Translation: Cartron of the pound
The Down Survey of Ireland is the first ever detailed land survey on a national scale anywhere in the world. The survey is a cadastral survey of Ireland and was so called simply by its topographic details all laid down by admeasurements on maps. It was carried out by William Petty an English scientist in 1655 and 1656. The survey sought to measure all the land to be forfeited by the Catholic Irish, in order to facilitate its redistribution to merchant adventurers and English officers and soldiers in Oliver Cromwell’s army. It was to repay them and the many English politicians and adventurers who had funded Cromwell’s military campaign in Ireland.
The Down Survey name for this townland was Magherintampull. In 1641 (pre-Cromwell) the owner was Morish Linch [sic] a catholic; in 1670 (post Cromwell) it was still in catholic ownership of Marcus Lynch. It is in the half barony of Rosse (sic) in the parish of Rosse and is in Co. Galway.
O’Donovan’s Field Name Books 1838: According to John O’Donovan the standard name for the townland is Pound Cartron and the Irish form of the name is Cartrún that translates as Cartron of the pound.
Other forms of the name: Pound Cartron, Cartrún a phúna, Pound Cartron (Boundary Surveyors Sketch Map), Pound Cartron (County Cess Collector), Pound Cartron (Local), Pound Cartron (Mearsman), Pound Cartron (Rev. Michael Geraghty P.P.).
Description: The proprietor was Thomas Martin, Esq., M.P. (Member of Parliament) London or Ballynahinch. The agent was Mr. Morris and Co. Dublin, and the rent was £38 per year. The soil was part steep heathy rough pasturable mountain and some coarse mixed arable mountain. The County Cess of 11¼d was paid per acre for 39 acres half yearly. A small village called Corthoor ‘Curhoor’ means border. There was formerly a pound on this Cartron into which cattle were driven and hence called Pound Cartron. (A pound was a place of confinement for animals seized either for debt or trespass). There were no antiquities.
Situation: A central townland that is bounded on the north by the townlands of Derreen and Lee; west by Gowlaunalee and to the south and east by Cruckaunawaunia (sic). It is in the barony of Ross and is in Co. Galway.
Griffith’s Valuation 1849: Poundcartron can be found on Ordnance Survey Sheet 25, it has an area of 809 acres and 1 perch. The land value at the time was £22.20.1
The Directors of the Law Assurance Co. held 800 acres, 1rood and 1perch of land. The one lot was divided between 1(a) and 1(b) and each paid an annual rent according to the size and quality of the holding.

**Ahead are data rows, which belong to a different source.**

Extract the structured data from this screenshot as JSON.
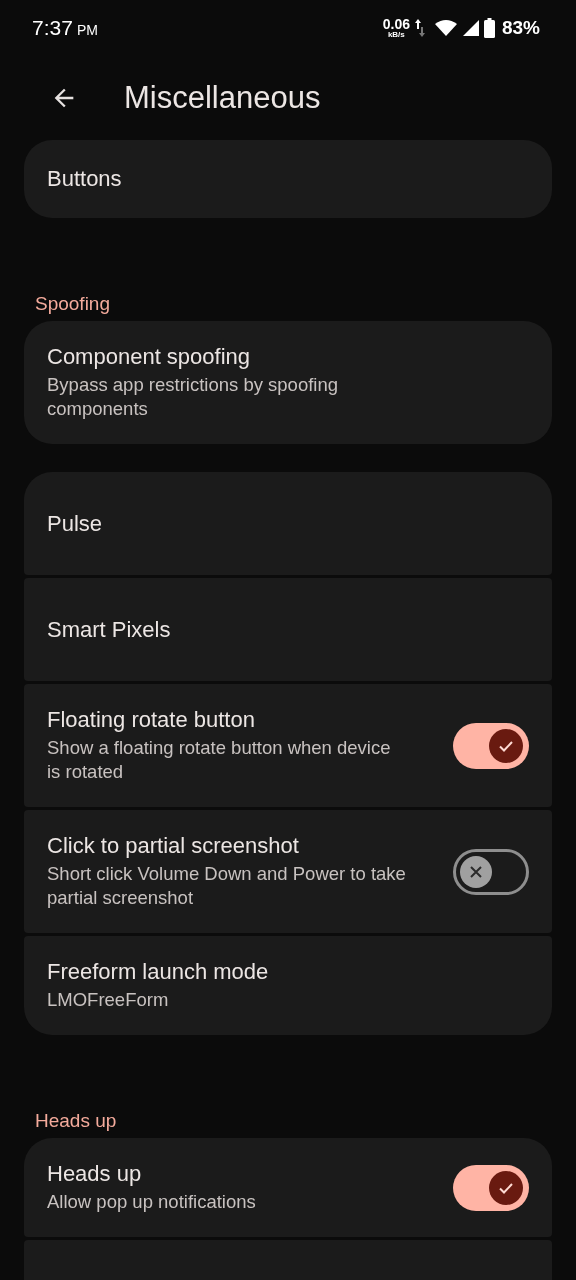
{
  "status_bar": {
    "time": "7:37",
    "ampm": "PM",
    "net_speed": "0.06",
    "net_unit": "kB/s",
    "battery": "83%"
  },
  "header": {
    "title": "Miscellaneous"
  },
  "groups": [
    {
      "items": [
        {
          "kind": "link",
          "title": "Buttons"
        }
      ]
    },
    {
      "header": "Spoofing",
      "items": [
        {
          "kind": "link",
          "title": "Component spoofing",
          "summary": "Bypass app restrictions by spoofing components"
        }
      ]
    },
    {
      "items": [
        {
          "kind": "link",
          "title": "Pulse"
        },
        {
          "kind": "link",
          "title": "Smart Pixels"
        },
        {
          "kind": "switch",
          "title": "Floating rotate button",
          "summary": "Show a floating rotate button when device is rotated",
          "on": true
        },
        {
          "kind": "switch",
          "title": "Click to partial screenshot",
          "summary": "Short click Volume Down and Power to take partial screenshot",
          "on": false
        },
        {
          "kind": "link",
          "title": "Freeform launch mode",
          "summary": "LMOFreeForm"
        }
      ]
    },
    {
      "header": "Heads up",
      "items": [
        {
          "kind": "switch",
          "title": "Heads up",
          "summary": "Allow pop up notifications",
          "on": true
        },
        {
          "kind": "cut-off"
        }
      ]
    }
  ]
}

1(a): Thomas Coyne had a house, offices and land. His portion of land had an annual valuation of £5 and 5 shillings and the buildings had an annual valuation of 10 shillings. His total annual rent was £5 and 15 shillings.
1(b): Michael Walsh had a house, offices and land. His piece of land had the considerably higher valuation of £21 and the buildings had an annual valuation of 15 shillings. His total annual rent was £21 and 15 shillings.

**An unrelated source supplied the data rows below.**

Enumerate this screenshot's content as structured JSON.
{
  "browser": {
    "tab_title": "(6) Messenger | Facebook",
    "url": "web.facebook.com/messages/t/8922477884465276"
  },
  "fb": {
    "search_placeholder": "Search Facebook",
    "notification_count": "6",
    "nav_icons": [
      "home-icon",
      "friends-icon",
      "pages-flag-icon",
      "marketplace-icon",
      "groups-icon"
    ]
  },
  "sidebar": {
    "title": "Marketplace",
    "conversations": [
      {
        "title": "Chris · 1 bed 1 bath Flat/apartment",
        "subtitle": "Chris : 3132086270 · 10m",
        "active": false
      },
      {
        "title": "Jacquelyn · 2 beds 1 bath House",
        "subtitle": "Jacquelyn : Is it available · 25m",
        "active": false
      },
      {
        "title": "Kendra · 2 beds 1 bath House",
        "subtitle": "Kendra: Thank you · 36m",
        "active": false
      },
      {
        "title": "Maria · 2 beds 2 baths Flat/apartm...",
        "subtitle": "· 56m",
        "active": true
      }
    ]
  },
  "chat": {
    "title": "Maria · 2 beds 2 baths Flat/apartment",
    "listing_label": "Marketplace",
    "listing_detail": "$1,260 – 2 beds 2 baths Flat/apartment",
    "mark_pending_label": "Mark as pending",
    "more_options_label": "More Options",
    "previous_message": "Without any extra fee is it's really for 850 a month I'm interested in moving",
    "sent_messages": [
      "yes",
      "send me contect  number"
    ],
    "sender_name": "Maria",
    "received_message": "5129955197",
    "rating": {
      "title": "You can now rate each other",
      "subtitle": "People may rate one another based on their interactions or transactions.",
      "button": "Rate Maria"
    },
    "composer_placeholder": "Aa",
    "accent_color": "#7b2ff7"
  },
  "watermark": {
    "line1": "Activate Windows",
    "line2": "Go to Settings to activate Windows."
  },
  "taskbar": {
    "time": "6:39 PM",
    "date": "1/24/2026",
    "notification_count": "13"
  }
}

1901 Census: Poundcartron is in the electoral district of Letterbrickaun in the sub district of Maam, in the barony and parish of Ross, Co. Galway. Constable John Phelan collected the census return on the 4th of April 1901. There was one 3rd class house with a perishable roof that was presumably thatch. Five people lived here, two males and three females. All were Roman Catholic and were born in Co. Galway.
No 1: Martin Joyce (50) his wife Mary (50), their two daughters and one son were the occupants of this house. Martin was a herd; Sarah (19) and Anne (16) were herds daughters and John (15) a herd’s son. None of the family could read; all were bilingual. The house was 3rd class with one window to the front, and five people occupied two rooms. They had a cow house and a piggery on the holding. Richard King was the name of the landholder where the house was situated.

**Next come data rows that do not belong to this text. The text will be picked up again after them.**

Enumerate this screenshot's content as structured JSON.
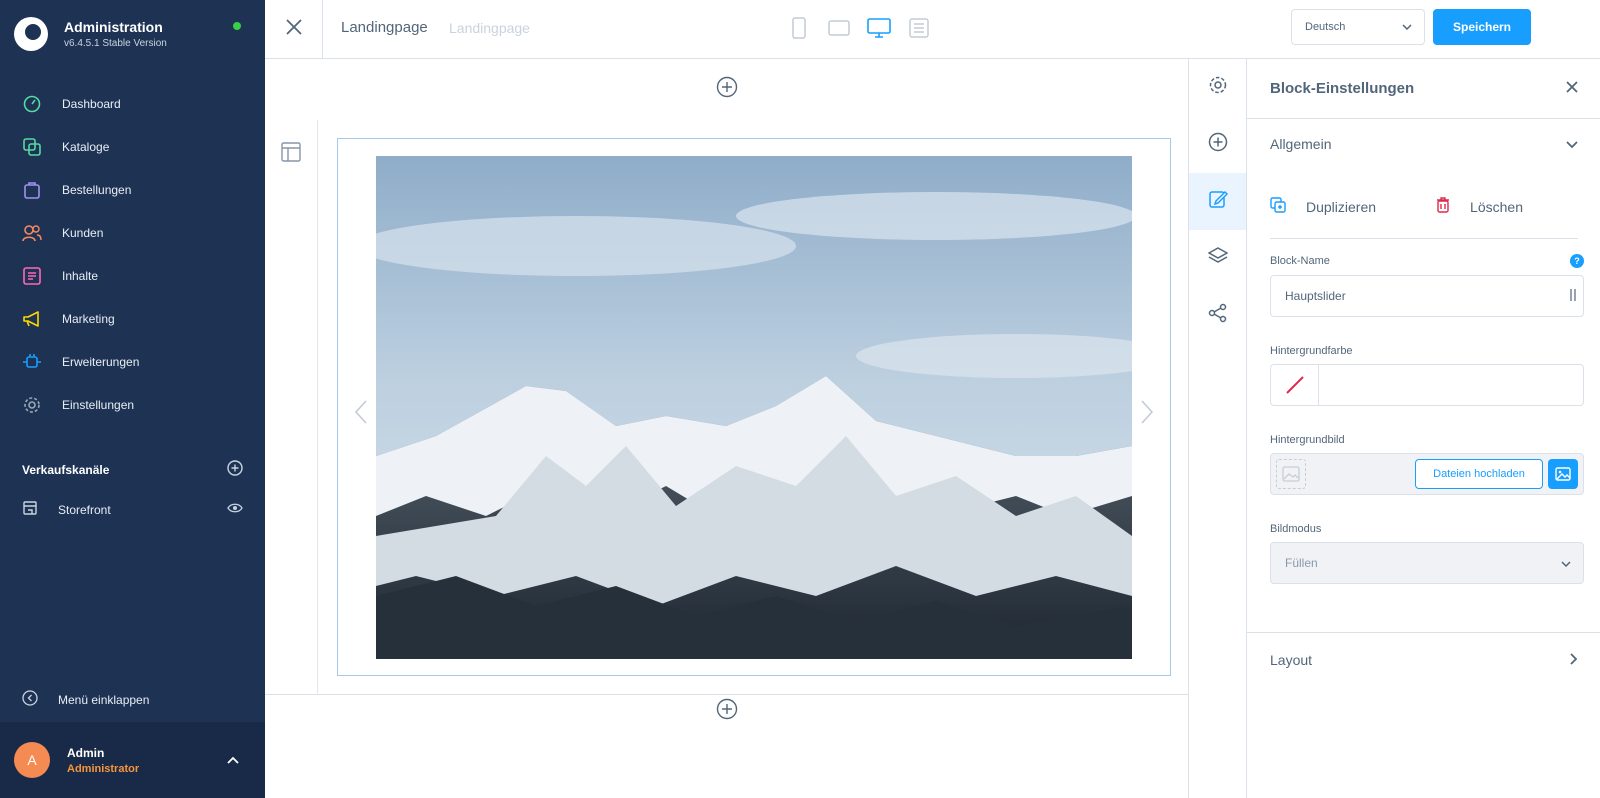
{
  "app": {
    "title": "Administration",
    "version": "v6.4.5.1 Stable Version"
  },
  "nav": {
    "items": [
      {
        "label": "Dashboard",
        "icon": "dashboard-icon",
        "color": "#57d9a3"
      },
      {
        "label": "Kataloge",
        "icon": "catalog-icon",
        "color": "#57d9a3"
      },
      {
        "label": "Bestellungen",
        "icon": "orders-icon",
        "color": "#a092f0"
      },
      {
        "label": "Kunden",
        "icon": "customers-icon",
        "color": "#f88962"
      },
      {
        "label": "Inhalte",
        "icon": "content-icon",
        "color": "#ff68b4"
      },
      {
        "label": "Marketing",
        "icon": "marketing-icon",
        "color": "#ffd700"
      },
      {
        "label": "Erweiterungen",
        "icon": "extensions-icon",
        "color": "#189eff"
      },
      {
        "label": "Einstellungen",
        "icon": "settings-icon",
        "color": "#9aa8b5"
      }
    ]
  },
  "sales_channels": {
    "heading": "Verkaufskanäle",
    "items": [
      {
        "label": "Storefront"
      }
    ]
  },
  "collapse_label": "Menü einklappen",
  "user": {
    "initial": "A",
    "name": "Admin",
    "role": "Administrator"
  },
  "topbar": {
    "title": "Landingpage",
    "subtitle": "Landingpage",
    "language": "Deutsch",
    "save_label": "Speichern"
  },
  "panel": {
    "title": "Block-Einstellungen",
    "general_label": "Allgemein",
    "duplicate_label": "Duplizieren",
    "delete_label": "Löschen",
    "block_name_label": "Block-Name",
    "block_name_value": "Hauptslider",
    "bg_color_label": "Hintergrundfarbe",
    "bg_image_label": "Hintergrundbild",
    "upload_label": "Dateien hochladen",
    "image_mode_label": "Bildmodus",
    "image_mode_value": "Füllen",
    "layout_label": "Layout"
  },
  "colors": {
    "sidebar_bg": "#1e3354",
    "accent": "#189eff",
    "status_online": "#37d046"
  }
}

1911 Census: Constable Patrick Henaghan enumerated this census on the 7th of April 1911. A Joyce family remained in house one. Shepherding was the family occupation. There were discrepancies for ages recorded for the family in 1901 and those recorded in 1911. Could they be a different family of Joyce’s?
Ten years on, the census was expanded to include the following: Marriage Particulars / completed years the present marriage has lasted / children born alive to present marriage and children still living.
No 1: Martin Joyce (72) and his wife Mary (70) were married for thirty – eight years and they had five children; two were recorded on this census return. John (30) a single man was a shepherd; Annie (26) a single girl had no occupation listed. Martin’s niece Sarah Halloran (12) was a scholar. Mary and Sarah could read; Martin, John and Annie could not read, all spoke Irish and English. The house was 3rd class with one window in front and five people occupied two rooms. Three outbuildings contained a cow house, a calf house and a piggery. Richard King of Leenane was the name of the landholder where the house was situated.